In other words, it was a blessing that those who decide such things blew it this time. Jordan's meltdown aside, they needed one ceremony for the only person that folks really cared about among this year's class, and they needed another for those deserving but thoroughly misplaced inductees not named Michael Jeffrey Jordan.
I mean, what were those who run the Hall of Fame thinking?
They weren't. Well, unless they were omniscient enough to see Jordan racing in his Air Jordans toward that lamp shade.
That said, you can't turn Jordan into a basketball immortal with others, no matter who they are or what their qualifications. It also doesn't matter that such a move of designating Jordan as a solo induction act would be unprecedented. He is peerless, and come to think of it, they sort of understood as much around here.
You could tell by the way they decided to have John Stockton, David Robinson, Jerry Sloan and Vivian Stringer arrive for the evening festivities one by one -- long before Jordan's considerable entourage. Those others had two motorcycle policemen leading their shiny Rolls Royces to the red carpet that stretched from the edge of Court Street to the aged steps of the hall. Then, as the largest crowd in the 50-year history of this event roared in the distance, Jordan arrived with four motorcycle policemen and a couple of more cops next to his antique car on bicycles.
They applauded the others. They roared for Jordan.
To say this was awful timing for those others to join the elite of the hoops elite with Jordan is to say the man of the moment fired the only blatant air ball of his life earlier in the day. That's when a considerably more humble Jordan stood at a podium inside of the Hall of Fame's center court, studied those across the way with only thoughts of impossible dunks, Craig Ehlo and an eternally wagging tongue on their minds and said with a straight face, "Contrary to what you guys believe, it's not just me going into the Hall of Fame. It's a group that I'm proud to be a part of, and believe me, I'm going to remember them as much as they remember me."
Doubtful. Still, there are many things to remember about those others, ranging from their accomplishments on the court to their speeches on Friday. While dribbling down the stretch of his talk, a highly emotional Robinson implored everybody to have God walk with them "they way He walked with me." Then came Stockton, who left his typically stoic ways to choke on his words when discussing his deceased mother.
Later, Stringer spoke about how we all go "through our trials and tribulations" while referring to the tragic death of her husband and her battle with cancer. Then Sloan gave a sometimes funny and often poignant review of his life that would have ended 32 years ago had he taken a head coaching job at Evansville, his alma mater. Months after he turned it down, the team plane crashed and killed everybody on board.

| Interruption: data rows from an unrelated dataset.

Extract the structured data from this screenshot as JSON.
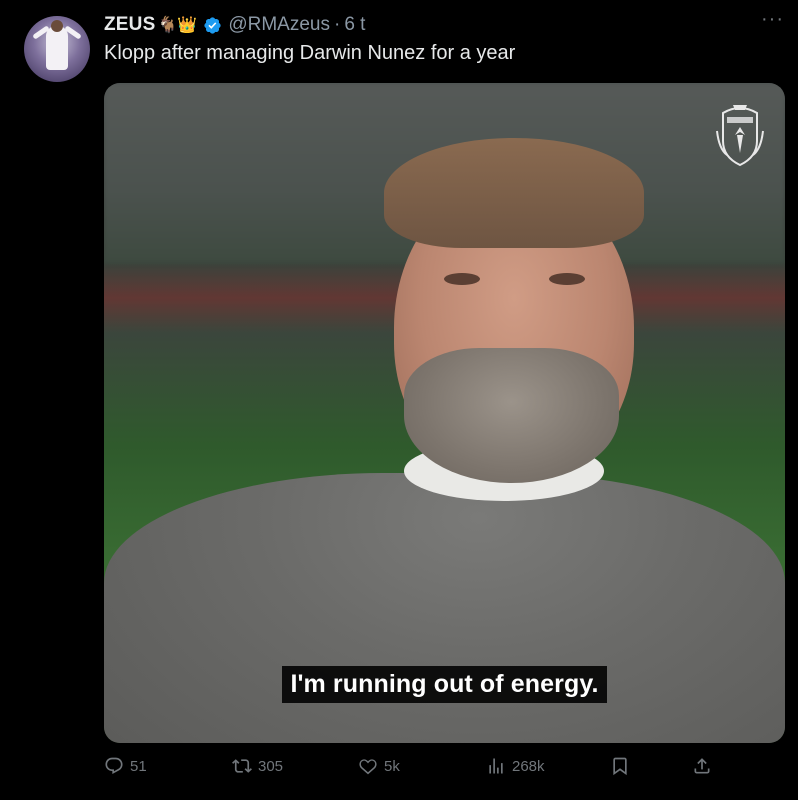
{
  "tweet": {
    "author_name": "ZEUS",
    "author_emojis": "🐐👑",
    "handle": "@RMAzeus",
    "time": "6 t",
    "text": "Klopp after managing Darwin Nunez for a year"
  },
  "media": {
    "subtitle": "I'm running out of energy.",
    "crest_icon": "liverpool-crest-icon"
  },
  "actions": {
    "replies": "51",
    "reposts": "305",
    "likes": "5k",
    "views": "268k"
  },
  "colors": {
    "background": "#000000",
    "text": "#e7e9ea",
    "muted": "#71767b",
    "verified": "#1d9bf0"
  }
}
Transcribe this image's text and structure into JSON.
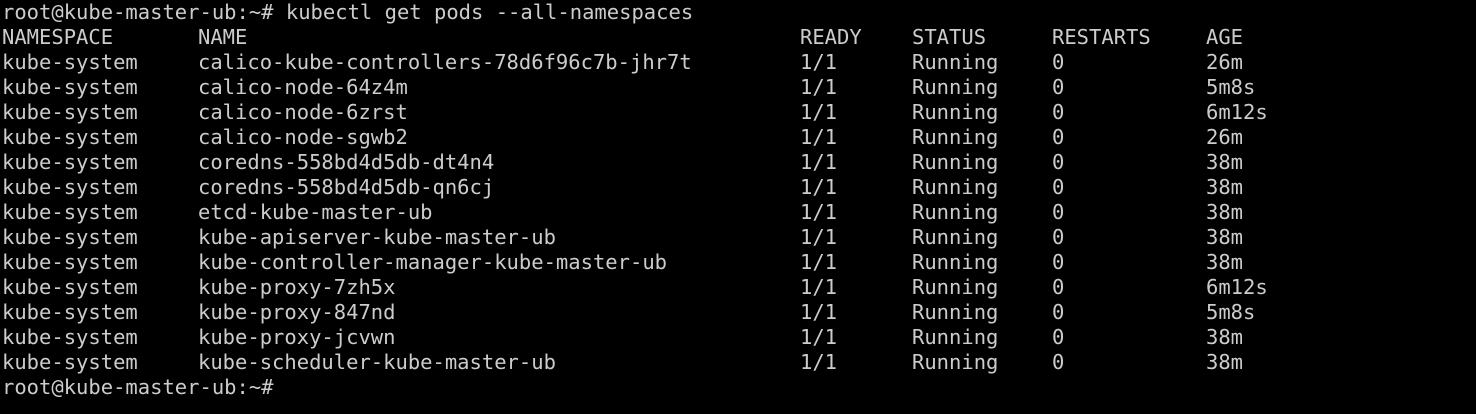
{
  "terminal": {
    "prompt": "root@kube-master-ub:~#",
    "command": " kubectl get pods --all-namespaces",
    "final_prompt": "root@kube-master-ub:~#",
    "headers": {
      "namespace": "NAMESPACE",
      "name": "NAME",
      "ready": "READY",
      "status": "STATUS",
      "restarts": "RESTARTS",
      "age": "AGE"
    },
    "rows": [
      {
        "namespace": "kube-system",
        "name": "calico-kube-controllers-78d6f96c7b-jhr7t",
        "ready": "1/1",
        "status": "Running",
        "restarts": "0",
        "age": "26m"
      },
      {
        "namespace": "kube-system",
        "name": "calico-node-64z4m",
        "ready": "1/1",
        "status": "Running",
        "restarts": "0",
        "age": "5m8s"
      },
      {
        "namespace": "kube-system",
        "name": "calico-node-6zrst",
        "ready": "1/1",
        "status": "Running",
        "restarts": "0",
        "age": "6m12s"
      },
      {
        "namespace": "kube-system",
        "name": "calico-node-sgwb2",
        "ready": "1/1",
        "status": "Running",
        "restarts": "0",
        "age": "26m"
      },
      {
        "namespace": "kube-system",
        "name": "coredns-558bd4d5db-dt4n4",
        "ready": "1/1",
        "status": "Running",
        "restarts": "0",
        "age": "38m"
      },
      {
        "namespace": "kube-system",
        "name": "coredns-558bd4d5db-qn6cj",
        "ready": "1/1",
        "status": "Running",
        "restarts": "0",
        "age": "38m"
      },
      {
        "namespace": "kube-system",
        "name": "etcd-kube-master-ub",
        "ready": "1/1",
        "status": "Running",
        "restarts": "0",
        "age": "38m"
      },
      {
        "namespace": "kube-system",
        "name": "kube-apiserver-kube-master-ub",
        "ready": "1/1",
        "status": "Running",
        "restarts": "0",
        "age": "38m"
      },
      {
        "namespace": "kube-system",
        "name": "kube-controller-manager-kube-master-ub",
        "ready": "1/1",
        "status": "Running",
        "restarts": "0",
        "age": "38m"
      },
      {
        "namespace": "kube-system",
        "name": "kube-proxy-7zh5x",
        "ready": "1/1",
        "status": "Running",
        "restarts": "0",
        "age": "6m12s"
      },
      {
        "namespace": "kube-system",
        "name": "kube-proxy-847nd",
        "ready": "1/1",
        "status": "Running",
        "restarts": "0",
        "age": "5m8s"
      },
      {
        "namespace": "kube-system",
        "name": "kube-proxy-jcvwn",
        "ready": "1/1",
        "status": "Running",
        "restarts": "0",
        "age": "38m"
      },
      {
        "namespace": "kube-system",
        "name": "kube-scheduler-kube-master-ub",
        "ready": "1/1",
        "status": "Running",
        "restarts": "0",
        "age": "38m"
      }
    ],
    "colors": {
      "background": "#000000",
      "foreground": "#cccccc"
    }
  }
}
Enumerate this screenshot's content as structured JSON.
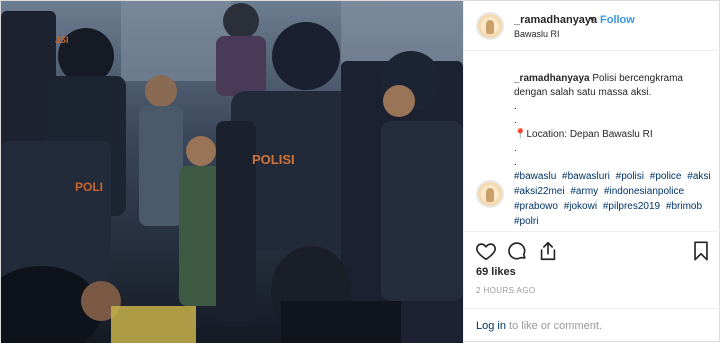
{
  "post": {
    "username": "_ramadhanyaya",
    "follow_label": "Follow",
    "separator": "•",
    "location": "Bawaslu RI",
    "caption_username": "_ramadhanyaya",
    "caption_text": "Polisi bercengkrama dengan salah satu massa aksi.\n.\n.",
    "location_line": "Location: Depan Bawaslu RI",
    "caption_dots_after": ".\n.",
    "hashtags": [
      "#bawaslu",
      "#bawasluri",
      "#polisi",
      "#police",
      "#aksi",
      "#aksi22mei",
      "#army",
      "#indonesianpolice",
      "#prabowo",
      "#jokowi",
      "#pilpres2019",
      "#brimob",
      "#polri"
    ],
    "likes": "69 likes",
    "time": "2 HOURS AGO",
    "login_link": "Log in",
    "login_rest": " to like or comment."
  },
  "photo": {
    "shield_text_left": "POLI",
    "vest_text": "POLISI",
    "shield_text_top": "JSI"
  },
  "icons": {
    "heart": "heart-icon",
    "comment": "comment-icon",
    "share": "share-icon",
    "bookmark": "bookmark-icon",
    "pin": "location-pin-icon"
  },
  "colors": {
    "link_blue": "#3897f0",
    "hashtag_blue": "#003569",
    "muted": "#999999",
    "pin_red": "#ed4956"
  }
}
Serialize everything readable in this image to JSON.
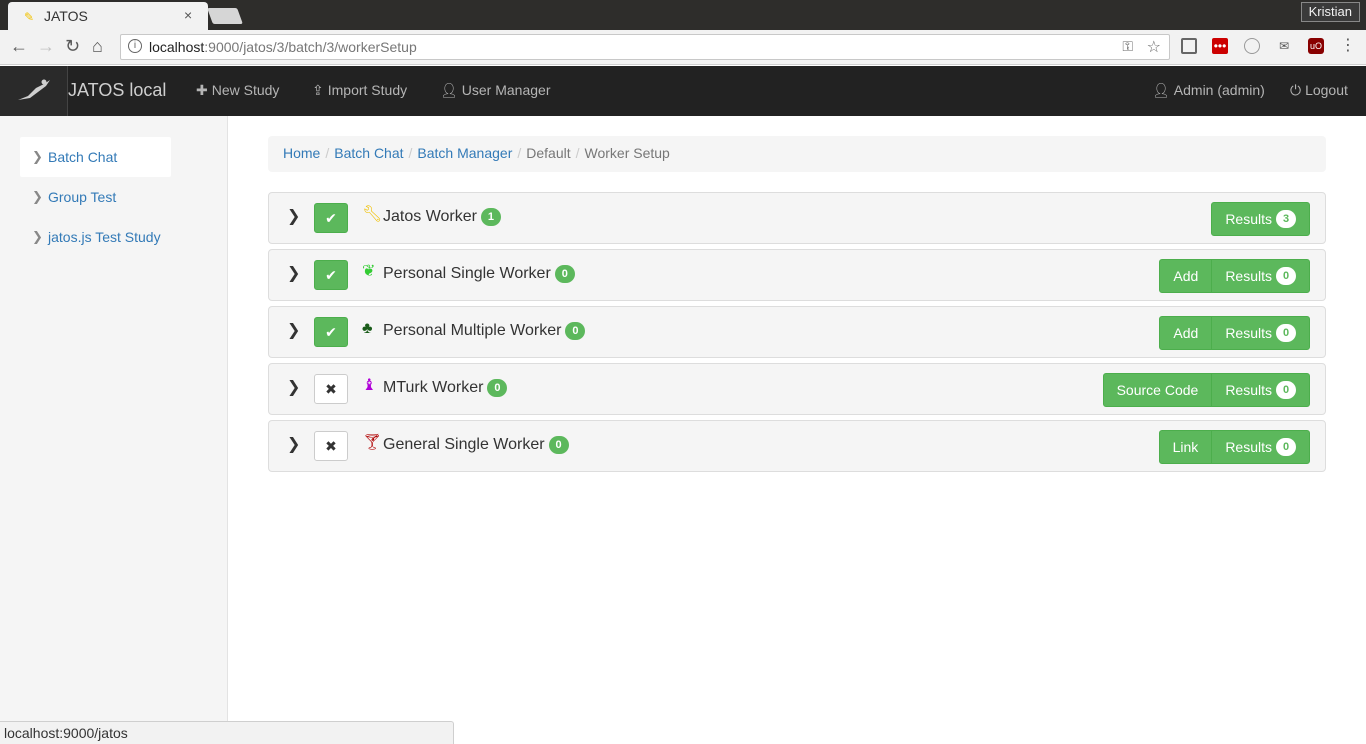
{
  "browser": {
    "tab_title": "JATOS",
    "tab_close": "×",
    "profile": "Kristian",
    "url_host": "localhost",
    "url_path": ":9000/jatos/3/batch/3/workerSetup",
    "status_url": "localhost:9000/jatos",
    "icons": [
      "back-icon",
      "forward-icon",
      "reload-icon",
      "home-icon",
      "info-icon",
      "key-icon",
      "star-icon",
      "menu-icon"
    ]
  },
  "navbar": {
    "brand": "JATOS local",
    "new_study": "New Study",
    "import_study": "Import Study",
    "user_manager": "User Manager",
    "user": "Admin (admin)",
    "logout": "Logout"
  },
  "sidebar": {
    "items": [
      {
        "label": "Batch Chat"
      },
      {
        "label": "Group Test"
      },
      {
        "label": "jatos.js Test Study"
      }
    ]
  },
  "breadcrumb": {
    "home": "Home",
    "batch_chat": "Batch Chat",
    "batch_manager": "Batch Manager",
    "default": "Default",
    "worker_setup": "Worker Setup",
    "separator": "/"
  },
  "workers": [
    {
      "name": "Jatos Worker",
      "count": "1",
      "enabled": true,
      "icon": "wrench-icon",
      "icon_color": "#f0c000",
      "buttons": {
        "results": "Results",
        "results_count": "3"
      }
    },
    {
      "name": "Personal Single Worker",
      "count": "0",
      "enabled": true,
      "icon": "leaf-icon",
      "icon_color": "#33cc33",
      "buttons": {
        "extra": "Add",
        "results": "Results",
        "results_count": "0"
      }
    },
    {
      "name": "Personal Multiple Worker",
      "count": "0",
      "enabled": true,
      "icon": "tree-icon",
      "icon_color": "#1a5c1a",
      "buttons": {
        "extra": "Add",
        "results": "Results",
        "results_count": "0"
      }
    },
    {
      "name": "MTurk Worker",
      "count": "0",
      "enabled": false,
      "icon": "bishop-icon",
      "icon_color": "#b000d8",
      "buttons": {
        "extra": "Source Code",
        "results": "Results",
        "results_count": "0"
      }
    },
    {
      "name": "General Single Worker",
      "count": "0",
      "enabled": false,
      "icon": "glass-icon",
      "icon_color": "#b00000",
      "buttons": {
        "extra": "Link",
        "results": "Results",
        "results_count": "0"
      }
    }
  ],
  "colors": {
    "success": "#5cb85c",
    "link": "#337ab7",
    "navbar": "#222222"
  }
}
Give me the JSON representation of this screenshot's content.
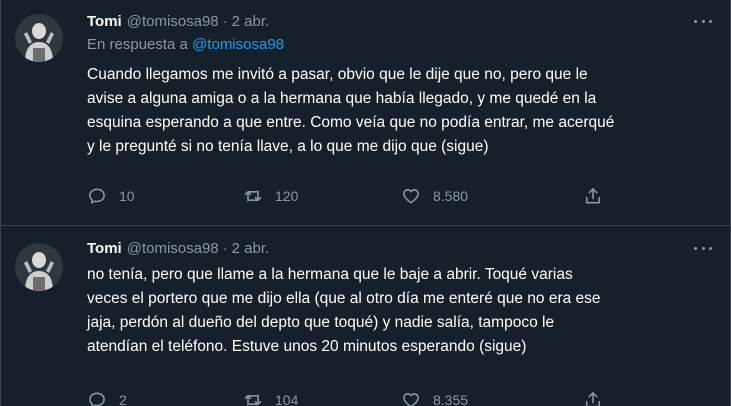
{
  "tweets": [
    {
      "name": "Tomi",
      "handle": "@tomisosa98",
      "separator": "·",
      "date": "2 abr.",
      "reply_prefix": "En respuesta a",
      "reply_mention": "@tomisosa98",
      "lines": [
        "Cuando llegamos me invitó a pasar, obvio que le dije que no, pero que le",
        "avise a alguna amiga o a la hermana que había llegado, y me quedé en la",
        "esquina esperando a que entre. Como veía que no podía entrar, me acerqué",
        "y le pregunté si no tenía llave, a lo que me dijo que (sigue)"
      ],
      "replies": "10",
      "retweets": "120",
      "likes": "8.580"
    },
    {
      "name": "Tomi",
      "handle": "@tomisosa98",
      "separator": "·",
      "date": "2 abr.",
      "lines": [
        "no tenía, pero que llame a la hermana que le baje a abrir. Toqué varias",
        "veces el portero que me dijo ella (que al otro día me enteré que no era ese",
        "jaja, perdón al dueño del depto que toqué) y nadie salía, tampoco le",
        "atendían el teléfono. Estuve unos 20 minutos esperando (sigue)"
      ],
      "replies": "2",
      "retweets": "104",
      "likes": "8.355"
    }
  ],
  "icons": {
    "reply": "speech-bubble-icon",
    "retweet": "retweet-arrows-icon",
    "like": "heart-icon",
    "share": "upload-share-icon",
    "more": "more-dots-icon"
  },
  "colors": {
    "background": "#15202b",
    "secondary_text": "#8899a6",
    "link": "#1d9bf0",
    "divider": "#38444d"
  }
}
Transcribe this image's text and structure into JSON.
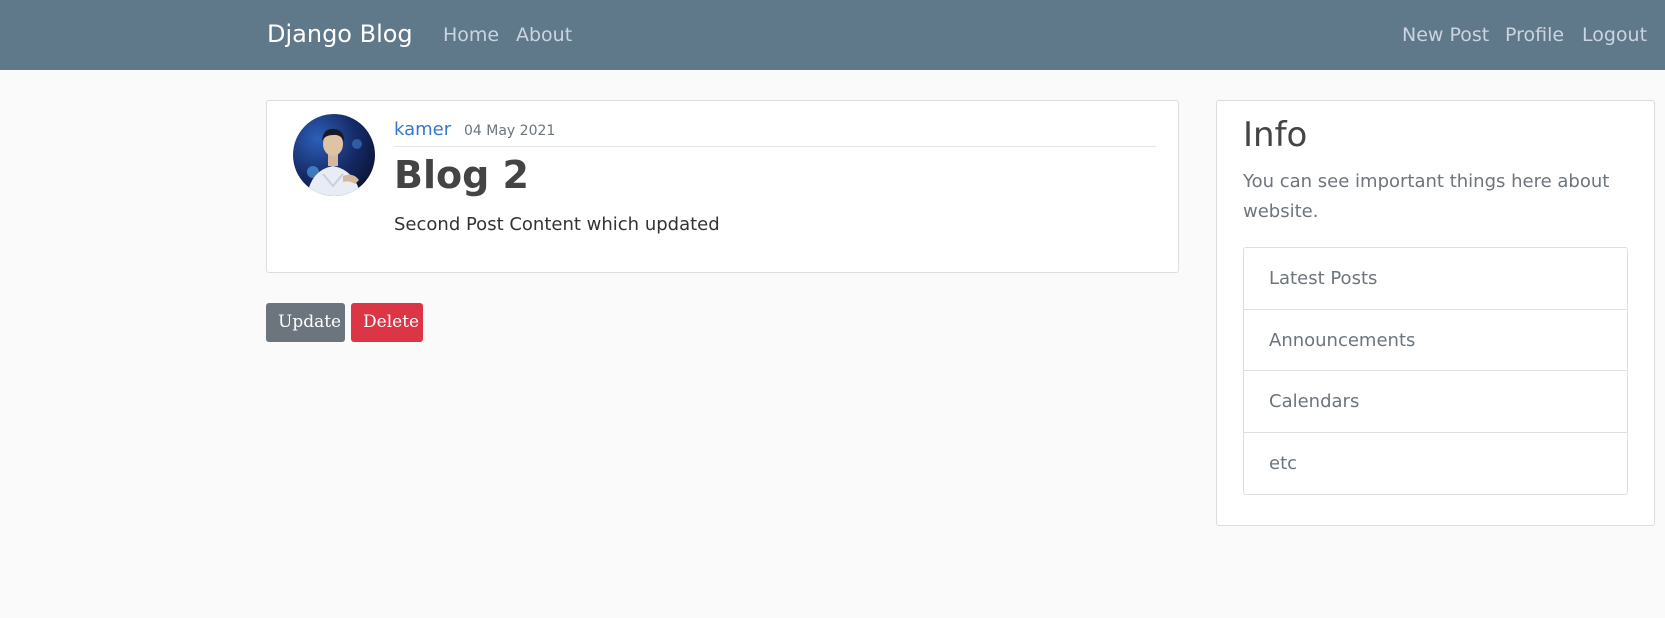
{
  "navbar": {
    "brand": "Django Blog",
    "left_links": [
      "Home",
      "About"
    ],
    "right_links": [
      "New Post",
      "Profile",
      "Logout"
    ]
  },
  "post": {
    "author": "kamer",
    "date": "04 May 2021",
    "title": "Blog 2",
    "content": "Second Post Content which updated"
  },
  "actions": {
    "update_label": "Update",
    "delete_label": "Delete"
  },
  "sidebar": {
    "title": "Info",
    "description": "You can see important things here about website.",
    "items": [
      "Latest Posts",
      "Announcements",
      "Calendars",
      "etc"
    ]
  },
  "colors": {
    "navbar": "#5f788a",
    "author_link": "#3578c8",
    "update_button": "#6c757d",
    "delete_button": "#dc3545"
  }
}
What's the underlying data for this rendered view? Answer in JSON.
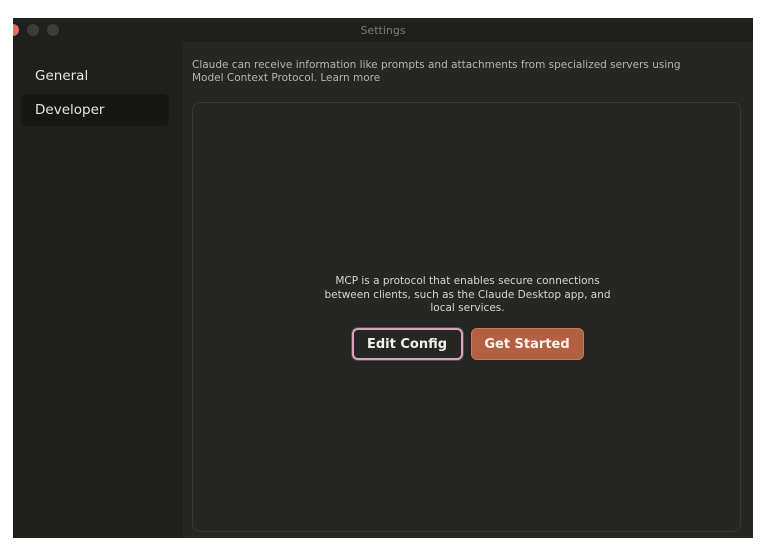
{
  "window": {
    "title": "Settings"
  },
  "sidebar": {
    "items": [
      {
        "label": "General",
        "selected": false
      },
      {
        "label": "Developer",
        "selected": true
      }
    ]
  },
  "main": {
    "intro_line1": "Claude can receive information like prompts and attachments from specialized servers using",
    "intro_line2": "Model Context Protocol.",
    "learn_more": "Learn more",
    "description_lines": [
      "MCP is a protocol that enables secure connections",
      "between clients, such as the Claude Desktop app, and",
      "local services."
    ],
    "edit_config_label": "Edit Config",
    "get_started_label": "Get Started"
  },
  "colors": {
    "background": "#262624",
    "sidebar": "#1f1f1e",
    "accent": "#b25f43",
    "focus_ring": "#d9a5bf"
  }
}
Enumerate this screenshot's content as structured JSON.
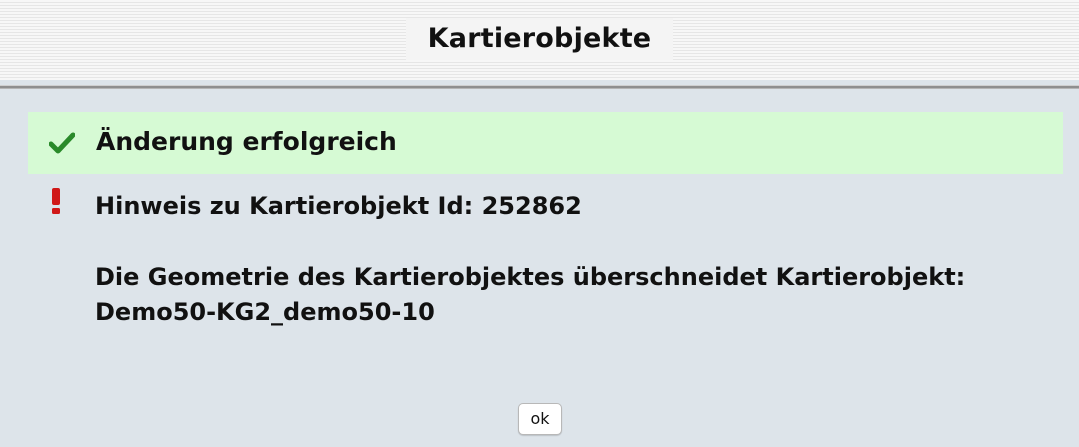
{
  "dialog": {
    "title": "Kartierobjekte"
  },
  "success": {
    "icon": "check-icon",
    "color": "#2a8a2a",
    "background": "#d6fad4",
    "message": "Änderung erfolgreich"
  },
  "notice": {
    "icon": "exclamation-icon",
    "color": "#d01818",
    "heading": "Hinweis zu Kartierobjekt Id: 252862",
    "body_line1": "Die Geometrie des Kartierobjektes überschneidet Kartierobjekt:",
    "body_line2": "Demo50-KG2_demo50-10"
  },
  "buttons": {
    "ok_label": "ok"
  }
}
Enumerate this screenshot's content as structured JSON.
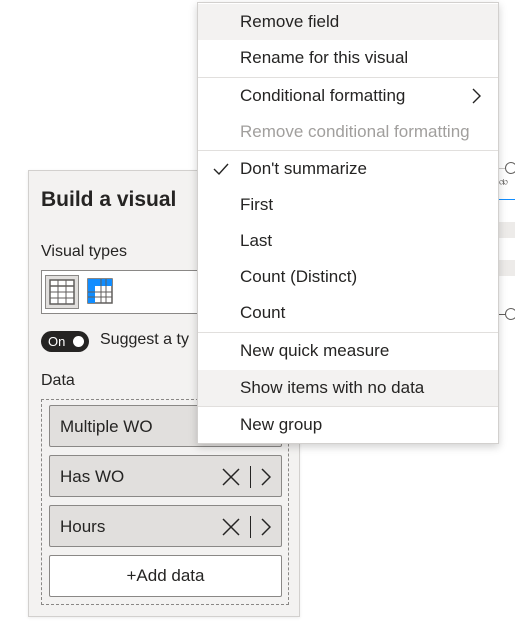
{
  "pane": {
    "title": "Build a visual",
    "visual_types_label": "Visual types",
    "toggle_label": "On",
    "suggest_label": "Suggest a ty",
    "data_label": "Data",
    "fields": [
      {
        "name": "Multiple WO"
      },
      {
        "name": "Has WO"
      },
      {
        "name": "Hours"
      }
    ],
    "add_data_label": "+Add data"
  },
  "context_menu": {
    "items": [
      {
        "label": "Remove field",
        "state": "hover"
      },
      {
        "label": "Rename for this visual"
      },
      {
        "label": "Conditional formatting",
        "submenu": true
      },
      {
        "label": "Remove conditional formatting",
        "state": "disabled"
      },
      {
        "label": "Don't summarize",
        "checked": true
      },
      {
        "label": "First"
      },
      {
        "label": "Last"
      },
      {
        "label": "Count (Distinct)"
      },
      {
        "label": "Count"
      },
      {
        "label": "New quick measure"
      },
      {
        "label": "Show items with no data",
        "state": "hover"
      },
      {
        "label": "New group"
      }
    ]
  },
  "colors": {
    "pane_bg": "#f3f2f1",
    "pill_bg": "#e1dfdd",
    "text": "#252423",
    "disabled_text": "#a19f9d",
    "table_accent": "#118dff"
  },
  "icons": {
    "table": "table-icon",
    "matrix": "matrix-icon",
    "remove": "close-icon",
    "expand": "chevron-right-icon",
    "check": "checkmark-icon",
    "submenu": "chevron-right-icon"
  }
}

Jordan was last to take the stage.
At one point near the beginning of Jordan's speech of 21 minutes and 30 seconds, he asked those listening, "What is it about me that you don't know?" He proceeded to give us the answer in detail -- unfortunately.